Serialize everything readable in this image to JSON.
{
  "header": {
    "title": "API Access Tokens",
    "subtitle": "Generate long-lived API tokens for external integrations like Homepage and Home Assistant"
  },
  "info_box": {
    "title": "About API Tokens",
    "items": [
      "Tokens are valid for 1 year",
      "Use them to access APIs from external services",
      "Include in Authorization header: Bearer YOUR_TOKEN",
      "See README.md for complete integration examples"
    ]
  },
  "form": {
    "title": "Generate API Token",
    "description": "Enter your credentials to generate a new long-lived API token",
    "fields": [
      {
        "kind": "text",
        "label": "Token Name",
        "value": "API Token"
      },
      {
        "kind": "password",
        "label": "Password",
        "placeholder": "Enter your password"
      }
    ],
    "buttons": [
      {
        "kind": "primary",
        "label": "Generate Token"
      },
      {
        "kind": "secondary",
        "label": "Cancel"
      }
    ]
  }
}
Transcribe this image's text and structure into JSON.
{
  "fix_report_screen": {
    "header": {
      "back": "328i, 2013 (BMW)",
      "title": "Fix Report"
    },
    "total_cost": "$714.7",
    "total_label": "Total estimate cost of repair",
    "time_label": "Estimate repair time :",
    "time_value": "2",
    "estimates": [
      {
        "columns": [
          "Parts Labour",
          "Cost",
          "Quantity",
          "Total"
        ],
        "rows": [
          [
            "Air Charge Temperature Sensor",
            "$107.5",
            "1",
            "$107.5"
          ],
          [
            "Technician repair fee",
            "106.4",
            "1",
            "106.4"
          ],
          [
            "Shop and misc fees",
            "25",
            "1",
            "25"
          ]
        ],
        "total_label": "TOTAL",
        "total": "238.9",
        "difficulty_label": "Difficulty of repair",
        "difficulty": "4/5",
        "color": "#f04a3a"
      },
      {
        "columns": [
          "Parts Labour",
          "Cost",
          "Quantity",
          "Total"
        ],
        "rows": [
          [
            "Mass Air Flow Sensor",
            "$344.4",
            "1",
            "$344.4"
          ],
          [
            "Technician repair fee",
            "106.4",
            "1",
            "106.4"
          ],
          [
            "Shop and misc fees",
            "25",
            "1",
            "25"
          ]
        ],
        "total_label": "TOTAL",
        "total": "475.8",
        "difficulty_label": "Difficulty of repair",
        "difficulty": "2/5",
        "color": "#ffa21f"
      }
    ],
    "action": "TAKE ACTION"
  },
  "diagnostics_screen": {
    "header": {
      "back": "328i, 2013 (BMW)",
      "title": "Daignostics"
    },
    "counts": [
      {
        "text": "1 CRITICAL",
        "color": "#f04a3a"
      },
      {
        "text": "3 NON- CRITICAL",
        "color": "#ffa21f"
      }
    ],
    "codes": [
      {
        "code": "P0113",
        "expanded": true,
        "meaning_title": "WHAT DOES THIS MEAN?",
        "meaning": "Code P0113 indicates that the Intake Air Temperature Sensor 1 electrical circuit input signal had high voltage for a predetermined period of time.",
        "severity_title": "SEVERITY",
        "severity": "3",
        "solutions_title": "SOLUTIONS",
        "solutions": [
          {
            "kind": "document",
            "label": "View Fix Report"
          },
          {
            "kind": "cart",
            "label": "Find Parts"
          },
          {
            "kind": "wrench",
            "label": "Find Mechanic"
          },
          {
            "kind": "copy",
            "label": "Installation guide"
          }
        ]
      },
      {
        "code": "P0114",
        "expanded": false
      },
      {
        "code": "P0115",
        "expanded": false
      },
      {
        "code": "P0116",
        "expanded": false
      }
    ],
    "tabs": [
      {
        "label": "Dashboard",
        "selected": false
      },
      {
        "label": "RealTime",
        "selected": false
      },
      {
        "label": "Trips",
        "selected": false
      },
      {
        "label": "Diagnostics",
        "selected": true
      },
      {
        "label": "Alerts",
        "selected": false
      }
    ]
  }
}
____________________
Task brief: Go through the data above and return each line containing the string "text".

Exercise output:
        "kind": "text",
Transcribe this image's text and structure into JSON.
        "text": "1 CRITICAL",
        "text": "3 NON- CRITICAL",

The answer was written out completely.